“That’s just as well,” I said shortly.
Here’s what had happened: I’d taken refuge from the weather in a shop. Guiltily aware that I wouldn’t be buying anything, I sniffed at a series of perfume stoppers. Some customer in a fishing hat, a pair of white socks with sandals, and a bag with a picture of Liza Minnelli on it was chattering with the saleswoman about the exorbitant price of neighborhood tea and his depression. “Maybe some cologne will help your day,” said the saleswoman.
The perfumes were sort of Victorian in style—ornate bottles and old-ladyish scents. I was sniffing at something called Golden Jubilee when a voice said, “You’re not going to get anything out of it like that! You have to put some elbow grease into it!” And suddenly I was blinded by a stream of Tea Rose. As I sputtered cartoonishly, my assailant—who I could now see was fishing-hat guy—continued to spray the rest of me enthusiastically. The saleswoman beamed.
“It’s like sex, right?” he said horribly. “No point unless you go all the way!” You’d think it couldn’t get worse—and for once, I had no interest in seeing how things turned out—but somehow, as I hurried away, he managed to say, “It’s like I tell all these young girls—if you don’t want to have sex with someone, don’t get naked with them! Don’t get into bed with them! Because after a certain point, there’s no stopping—a man can’t stop!”
I should note, at this point, that the shop in question was on a university campus. At any rate, by then I was nearly out the door, and I heard him saying to the woman behind the counter, “What a horrible day!”
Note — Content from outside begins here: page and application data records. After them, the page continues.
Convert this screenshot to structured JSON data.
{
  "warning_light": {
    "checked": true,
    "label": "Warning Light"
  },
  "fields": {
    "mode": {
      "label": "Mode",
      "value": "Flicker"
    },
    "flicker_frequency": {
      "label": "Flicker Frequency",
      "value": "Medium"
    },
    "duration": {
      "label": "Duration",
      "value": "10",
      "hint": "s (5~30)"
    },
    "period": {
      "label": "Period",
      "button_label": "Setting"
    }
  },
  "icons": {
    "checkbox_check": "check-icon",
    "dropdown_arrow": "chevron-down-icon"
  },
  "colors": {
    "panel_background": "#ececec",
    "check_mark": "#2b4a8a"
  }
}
Sadie Stein is contributing editor of The Paris Review, and the Daily’s correspondent.